### PROMPT
Please reproduce all of the entries exactly, without omitting any.

Component data from apps and pages:
* * * * * * * * *

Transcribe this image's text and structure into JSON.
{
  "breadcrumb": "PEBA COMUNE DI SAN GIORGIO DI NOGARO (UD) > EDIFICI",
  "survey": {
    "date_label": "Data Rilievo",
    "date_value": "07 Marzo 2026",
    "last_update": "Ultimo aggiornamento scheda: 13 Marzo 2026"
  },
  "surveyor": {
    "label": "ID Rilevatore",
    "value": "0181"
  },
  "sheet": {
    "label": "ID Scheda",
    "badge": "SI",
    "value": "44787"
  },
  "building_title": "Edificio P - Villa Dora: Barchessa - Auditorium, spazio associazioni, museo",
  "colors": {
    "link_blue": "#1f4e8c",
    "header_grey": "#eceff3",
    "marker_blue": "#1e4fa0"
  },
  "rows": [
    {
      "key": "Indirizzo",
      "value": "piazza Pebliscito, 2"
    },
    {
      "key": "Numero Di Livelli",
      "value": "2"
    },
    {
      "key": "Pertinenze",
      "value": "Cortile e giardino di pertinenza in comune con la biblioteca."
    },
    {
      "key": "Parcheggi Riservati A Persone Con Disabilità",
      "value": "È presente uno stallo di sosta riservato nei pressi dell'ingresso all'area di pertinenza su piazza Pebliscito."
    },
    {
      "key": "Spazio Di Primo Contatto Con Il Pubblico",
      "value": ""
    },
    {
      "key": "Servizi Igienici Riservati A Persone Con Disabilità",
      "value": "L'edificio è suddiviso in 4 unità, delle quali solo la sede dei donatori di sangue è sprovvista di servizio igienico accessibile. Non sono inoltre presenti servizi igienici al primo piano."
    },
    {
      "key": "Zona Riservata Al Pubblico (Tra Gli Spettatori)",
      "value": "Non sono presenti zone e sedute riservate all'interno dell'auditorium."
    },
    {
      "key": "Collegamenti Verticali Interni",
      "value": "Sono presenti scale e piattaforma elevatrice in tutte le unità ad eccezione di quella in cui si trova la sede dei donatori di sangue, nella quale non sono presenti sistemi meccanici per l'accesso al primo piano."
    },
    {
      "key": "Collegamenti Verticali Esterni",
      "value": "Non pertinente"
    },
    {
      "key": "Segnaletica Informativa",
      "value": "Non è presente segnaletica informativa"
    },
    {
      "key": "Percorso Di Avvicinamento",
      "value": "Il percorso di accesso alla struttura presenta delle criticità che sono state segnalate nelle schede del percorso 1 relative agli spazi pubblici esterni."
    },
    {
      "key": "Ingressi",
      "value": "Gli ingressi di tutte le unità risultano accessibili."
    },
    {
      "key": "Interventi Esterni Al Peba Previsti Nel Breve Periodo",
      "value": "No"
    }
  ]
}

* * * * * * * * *

### PROBLEM SOLUTION
Transcribe this image's text and structure into JSON.
{
  "breadcrumb": "PEBA COMUNE DI SAN GIORGIO DI NOGARO (UD) > EDIFICI",
  "survey": {
    "date_label": "Data Rilievo",
    "date_value": "07 Marzo 2026",
    "last_update": "Ultimo aggiornamento scheda: 13 Marzo 2026"
  },
  "surveyor": {
    "label": "ID Rilevatore",
    "value": "0181"
  },
  "sheet": {
    "label": "ID Scheda",
    "badge": "SI",
    "value": "44787"
  },
  "building_title": "Edificio P - Villa Dora: Barchessa - Auditorium, spazio associazioni, museo",
  "colors": {
    "link_blue": "#1f4e8c",
    "header_grey": "#eceff3",
    "marker_blue": "#1e4fa0"
  },
  "rows": [
    {
      "key": "Indirizzo",
      "value": "piazza Pebliscito, 2"
    },
    {
      "key": "Numero Di Livelli",
      "value": "2"
    },
    {
      "key": "Pertinenze",
      "value": "Cortile e giardino di pertinenza in comune con la biblioteca."
    },
    {
      "key": "Parcheggi Riservati A Persone Con Disabilità",
      "value": "È presente uno stallo di sosta riservato nei pressi dell'ingresso all'area di pertinenza su piazza Pebliscito."
    },
    {
      "key": "Spazio Di Primo Contatto Con Il Pubblico",
      "value": ""
    },
    {
      "key": "Servizi Igienici Riservati A Persone Con Disabilità",
      "value": "L'edificio è suddiviso in 4 unità, delle quali solo la sede dei donatori di sangue è sprovvista di servizio igienico accessibile. Non sono inoltre presenti servizi igienici al primo piano."
    },
    {
      "key": "Zona Riservata Al Pubblico (Tra Gli Spettatori)",
      "value": "Non sono presenti zone e sedute riservate all'interno dell'auditorium."
    },
    {
      "key": "Collegamenti Verticali Interni",
      "value": "Sono presenti scale e piattaforma elevatrice in tutte le unità ad eccezione di quella in cui si trova la sede dei donatori di sangue, nella quale non sono presenti sistemi meccanici per l'accesso al primo piano."
    },
    {
      "key": "Collegamenti Verticali Esterni",
      "value": "Non pertinente"
    },
    {
      "key": "Segnaletica Informativa",
      "value": "Non è presente segnaletica informativa"
    },
    {
      "key": "Percorso Di Avvicinamento",
      "value": "Il percorso di accesso alla struttura presenta delle criticità che sono state segnalate nelle schede del percorso 1 relative agli spazi pubblici esterni."
    },
    {
      "key": "Ingressi",
      "value": "Gli ingressi di tutte le unità risultano accessibili."
    },
    {
      "key": "Interventi Esterni Al Peba Previsti Nel Breve Periodo",
      "value": "No"
    }
  ]
}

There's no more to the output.